Any organization that wants to move its data to public cloud infrastructure invariably asks about data security. While public cloud infrastructure providers have invested heavily in the security of their platforms and data encryption, some customers prefer to control how their data is encrypted. To that end, Google Cloud Platform is letting organizations provide their own encryption keys that could be used to encrypt data.
The feature, called Customer-Supplied Encryption Keys, was announced at the Google Cloud Platform blog. It's available in beta and applies to Google Compute Engine (GCE) data only. GCE protects all customer data with industry-standard AES 256-bit encryption, and it does so seamlessly for its users. With the new feature, users can provide the keys used to encrypt and decrypt their data. Those keys will only be used in a transient fashion during the request and will not be stored by Google.

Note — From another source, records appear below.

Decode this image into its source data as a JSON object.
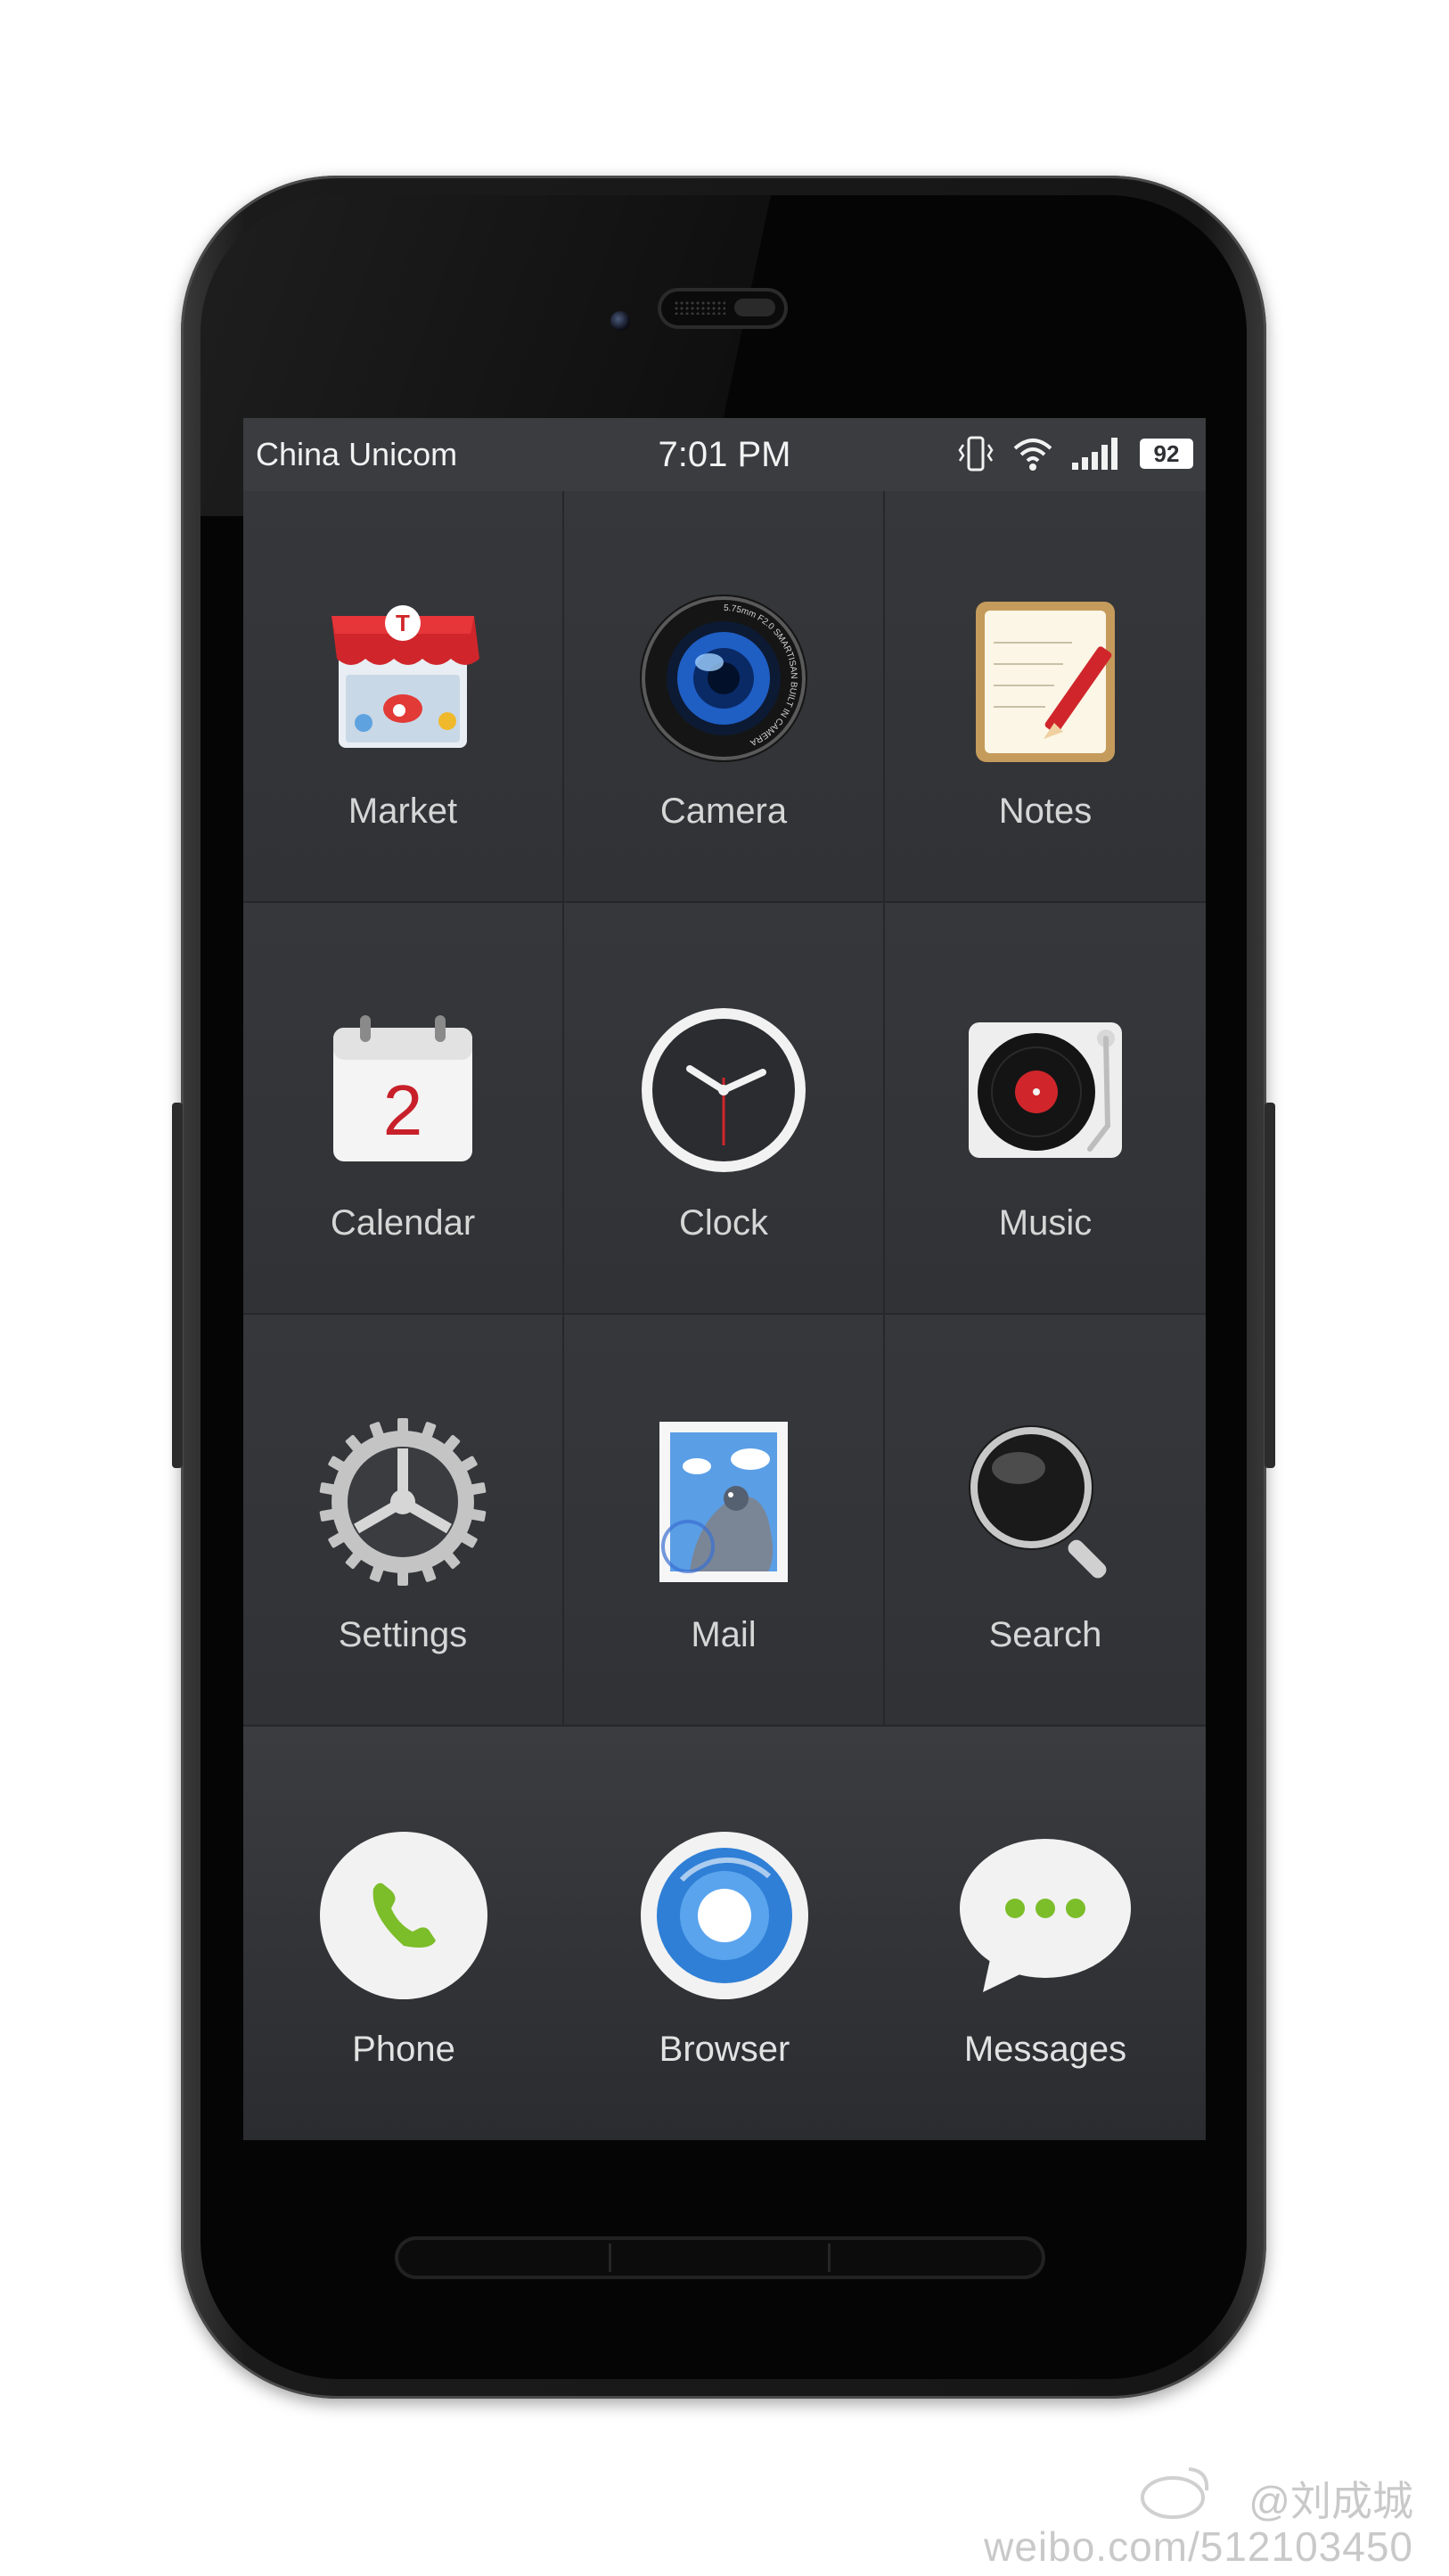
{
  "status_bar": {
    "carrier": "China Unicom",
    "time": "7:01 PM",
    "battery": "92",
    "icons": [
      "vibrate-icon",
      "wifi-icon",
      "signal-icon",
      "battery-icon"
    ]
  },
  "apps": [
    {
      "label": "Market",
      "icon": "market-icon"
    },
    {
      "label": "Camera",
      "icon": "camera-icon"
    },
    {
      "label": "Notes",
      "icon": "notes-icon"
    },
    {
      "label": "Calendar",
      "icon": "calendar-icon",
      "calendar_day": "2"
    },
    {
      "label": "Clock",
      "icon": "clock-icon"
    },
    {
      "label": "Music",
      "icon": "music-icon"
    },
    {
      "label": "Settings",
      "icon": "settings-icon"
    },
    {
      "label": "Mail",
      "icon": "mail-icon"
    },
    {
      "label": "Search",
      "icon": "search-icon"
    }
  ],
  "dock": [
    {
      "label": "Phone",
      "icon": "phone-icon"
    },
    {
      "label": "Browser",
      "icon": "browser-icon"
    },
    {
      "label": "Messages",
      "icon": "messages-icon"
    }
  ],
  "market_badge": "T",
  "camera_ring_text": "5.75mm F2.0 SMARTISAN BUILT IN CAMERA",
  "watermark": {
    "handle": "@刘成城",
    "url": "weibo.com/512103450"
  },
  "colors": {
    "screen_bg": "#2e3034",
    "status_bar_bg": "#3a3c40",
    "label_text": "#d6d6d6",
    "accent_red": "#d0262b",
    "accent_green": "#7cbd2a",
    "accent_blue": "#2f7fd6"
  }
}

This feature can be used via any of the standard mechanisms that Google Cloud Platform provides to interact with its services. This includes the Developers Console (Web), API and the command line interface (gcloud beta command). Users will have to provide the correct keys to use their protected resources.

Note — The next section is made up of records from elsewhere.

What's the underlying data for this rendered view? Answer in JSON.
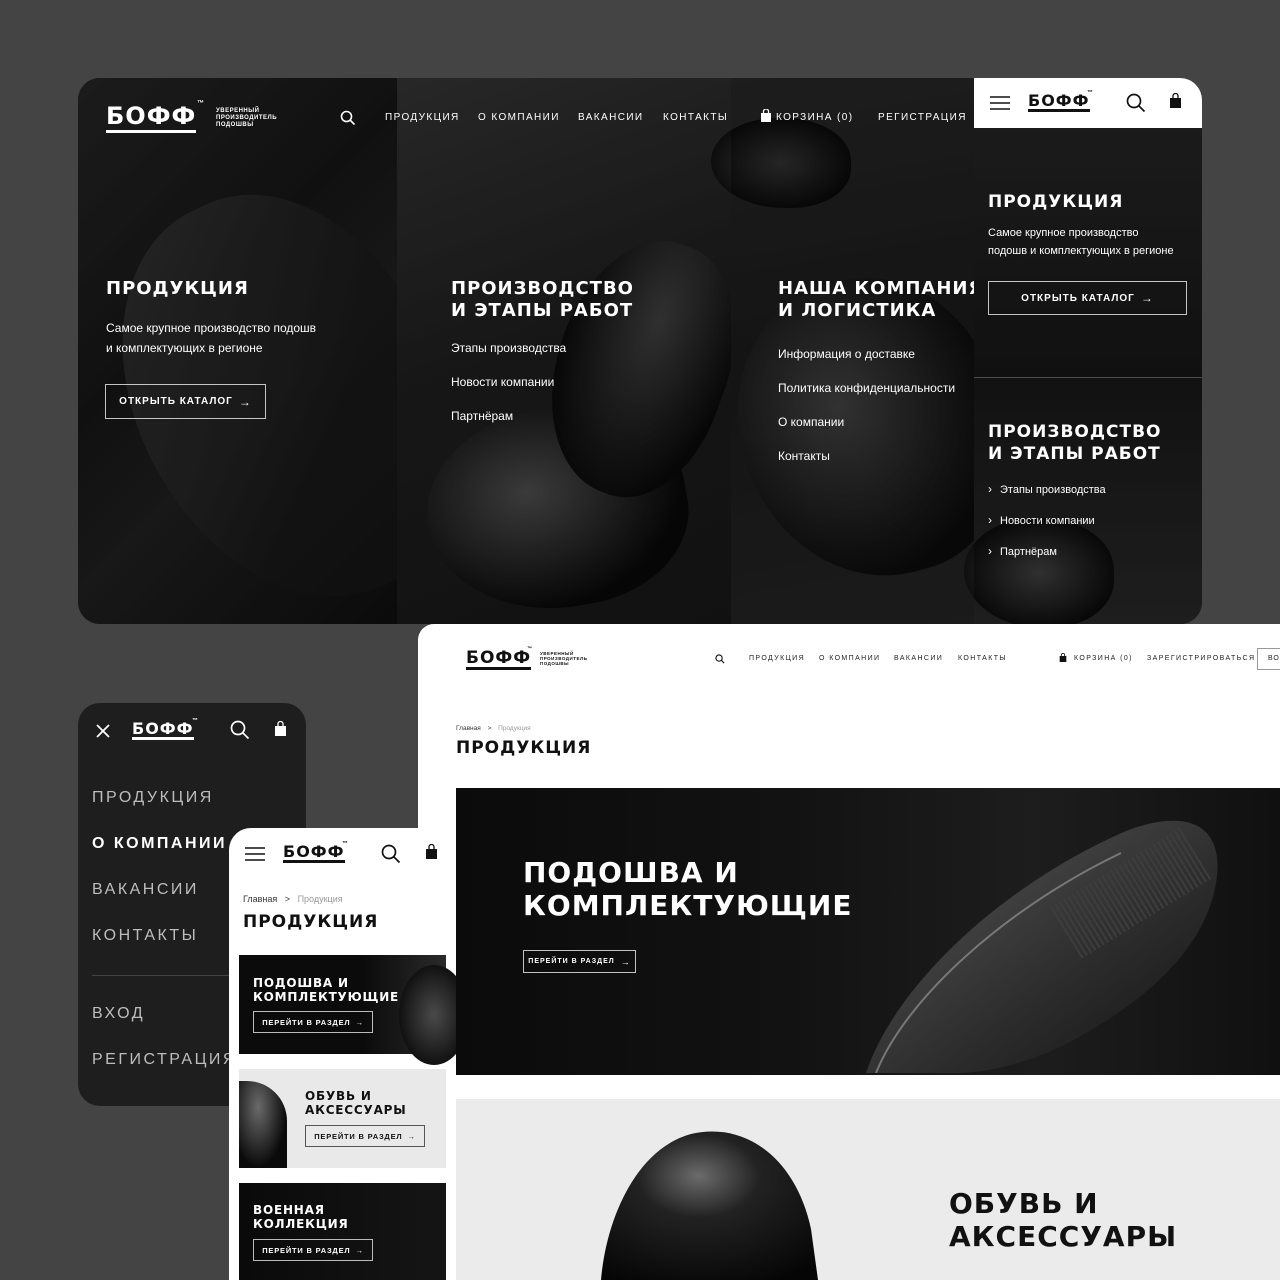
{
  "brand": {
    "name": "БОФФ",
    "tm": "™",
    "tagline_lines": [
      "Уверенный",
      "производитель",
      "подошвы"
    ]
  },
  "desktop_dark": {
    "nav": [
      "Продукция",
      "О компании",
      "Вакансии",
      "Контакты"
    ],
    "cart": "Корзина (0)",
    "register": "Регистрация",
    "col1": {
      "title": "Продукция",
      "desc_lines": [
        "Самое крупное производство подошв",
        "и комплектующих в регионе"
      ],
      "button": "Открыть каталог"
    },
    "col2": {
      "title_lines": [
        "Производство",
        "и этапы работ"
      ],
      "links": [
        "Этапы производства",
        "Новости компании",
        "Партнёрам"
      ]
    },
    "col3": {
      "title_lines": [
        "Наша компания",
        "и логистика"
      ],
      "links": [
        "Информация о доставке",
        "Политика конфиденциальности",
        "О компании",
        "Контакты"
      ]
    }
  },
  "mobile_dark": {
    "section1": {
      "title": "Продукция",
      "desc_lines": [
        "Самое крупное производство",
        "подошв и комплектующих в регионе"
      ],
      "button": "Открыть каталог"
    },
    "section2": {
      "title_lines": [
        "Производство",
        "и этапы работ"
      ],
      "links": [
        "Этапы производства",
        "Новости компании",
        "Партнёрам"
      ]
    }
  },
  "desktop_white": {
    "nav": [
      "Продукция",
      "О компании",
      "Вакансии",
      "Контакты"
    ],
    "cart": "Корзина (0)",
    "register": "Зарегистрироваться",
    "login_partial": "Во",
    "breadcrumb": {
      "home": "Главная",
      "sep": ">",
      "current": "Продукция"
    },
    "page_title": "Продукция",
    "banner1": {
      "title_lines": [
        "Подошва и",
        "комплектующие"
      ],
      "button": "Перейти в раздел"
    },
    "banner2": {
      "title_lines": [
        "Обувь и",
        "аксессуары"
      ]
    }
  },
  "mobile_menu": {
    "items": [
      "Продукция",
      "О компании",
      "Вакансии",
      "Контакты"
    ],
    "active_index": 1,
    "login": "Вход",
    "register": "Регистрация"
  },
  "mobile_white": {
    "breadcrumb": {
      "home": "Главная",
      "sep": ">",
      "current": "Продукция"
    },
    "page_title": "Продукция",
    "cards": [
      {
        "title_lines": [
          "Подошва и",
          "комплектующие"
        ],
        "button": "Перейти в раздел"
      },
      {
        "title_lines": [
          "Обувь и",
          "аксессуары"
        ],
        "button": "Перейти в раздел"
      },
      {
        "title_lines": [
          "Военная",
          "коллекция"
        ],
        "button": "Перейти в раздел"
      }
    ]
  },
  "icons": [
    "search-icon",
    "cart-icon",
    "menu-icon",
    "close-icon",
    "arrow-right-icon",
    "chevron-right-icon"
  ],
  "colors": {
    "background": "#444444",
    "dark": "#111111",
    "white": "#ffffff",
    "light_gray": "#ebebeb"
  }
}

The Customer-Supplied Encryption Keys feature is available in select countries only. Some technical restrictions do exist in beta, including a requirement to use the Compute Engine Beta API. The feature applies to new disks that users wish to encrypt with their keys and not existing disks. The feature also cannot be used with local SSDs. For more information, check out the restrictions section in the documentation.

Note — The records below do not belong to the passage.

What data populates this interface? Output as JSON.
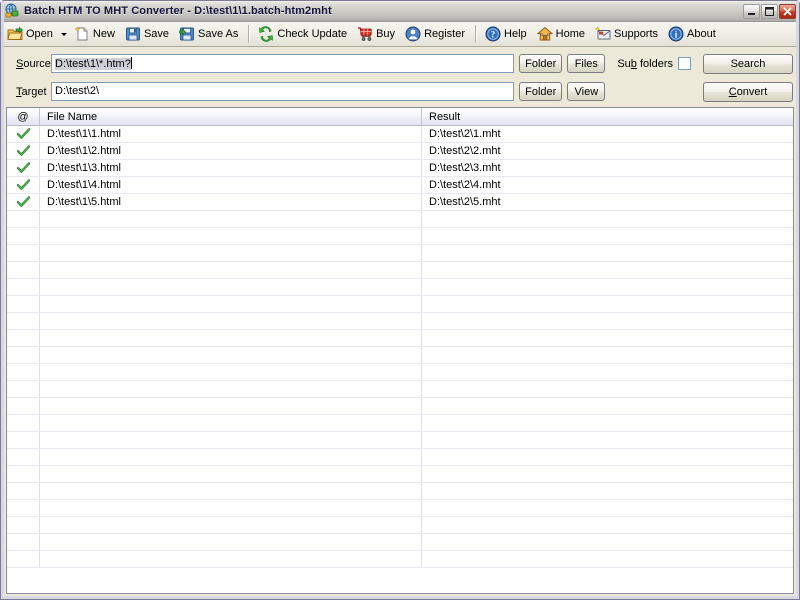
{
  "window": {
    "title": "Batch HTM TO MHT Converter - D:\\test\\1\\1.batch-htm2mht",
    "icon": "app-globe-icon",
    "controls": {
      "minimize": "–",
      "maximize": "❑",
      "close": "✕"
    }
  },
  "toolbar": {
    "items": [
      {
        "label": "Open",
        "icon": "open-folder-icon",
        "dropdown": true
      },
      {
        "label": "New",
        "icon": "new-document-icon",
        "dropdown": false
      },
      {
        "label": "Save",
        "icon": "save-floppy-icon",
        "dropdown": false
      },
      {
        "label": "Save As",
        "icon": "save-as-floppy-icon",
        "dropdown": false
      },
      {
        "label": "Check Update",
        "icon": "refresh-arrows-icon",
        "dropdown": false
      },
      {
        "label": "Buy",
        "icon": "shopping-cart-icon",
        "dropdown": false
      },
      {
        "label": "Register",
        "icon": "register-user-icon",
        "dropdown": false
      },
      {
        "label": "Help",
        "icon": "help-question-icon",
        "dropdown": false
      },
      {
        "label": "Home",
        "icon": "home-house-icon",
        "dropdown": false
      },
      {
        "label": "Supports",
        "icon": "mail-envelope-icon",
        "dropdown": false
      },
      {
        "label": "About",
        "icon": "info-circle-icon",
        "dropdown": false
      }
    ]
  },
  "paths": {
    "source": {
      "label": "Source",
      "value": "D:\\test\\1\\*.htm?",
      "placeholder": "",
      "folder_button": "Folder",
      "files_button": "Files"
    },
    "target": {
      "label": "Target",
      "value": "D:\\test\\2\\",
      "placeholder": "",
      "folder_button": "Folder",
      "view_button": "View"
    },
    "subfolders": {
      "label": "Sub folders",
      "checked": false
    },
    "search_button": "Search",
    "convert_button": "Convert"
  },
  "list": {
    "columns": [
      "@",
      "File Name",
      "Result"
    ],
    "rows": [
      {
        "status": "done",
        "file": "D:\\test\\1\\1.html",
        "result": "D:\\test\\2\\1.mht"
      },
      {
        "status": "done",
        "file": "D:\\test\\1\\2.html",
        "result": "D:\\test\\2\\2.mht"
      },
      {
        "status": "done",
        "file": "D:\\test\\1\\3.html",
        "result": "D:\\test\\2\\3.mht"
      },
      {
        "status": "done",
        "file": "D:\\test\\1\\4.html",
        "result": "D:\\test\\2\\4.mht"
      },
      {
        "status": "done",
        "file": "D:\\test\\1\\5.html",
        "result": "D:\\test\\2\\5.mht"
      }
    ],
    "empty_row_count": 21
  },
  "colors": {
    "accent": "#2b6ab5",
    "success": "#2d8a2d",
    "window_face": "#ece9d8",
    "title_text": "#14143c"
  }
}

Being able to use your own keys for security is an interesting idea and will likely find acceptance across organizations that have been cautious in moving their data to the cloud. Organizations are still likely to question whether Google will in fact use their private keys in a transient fashion only and not store them. Another note of caution is that the organization will have to be careful in managing its keys; a Google blog post makes it clear that if the keys are lost, Google cannot help with recovering the keys or the data.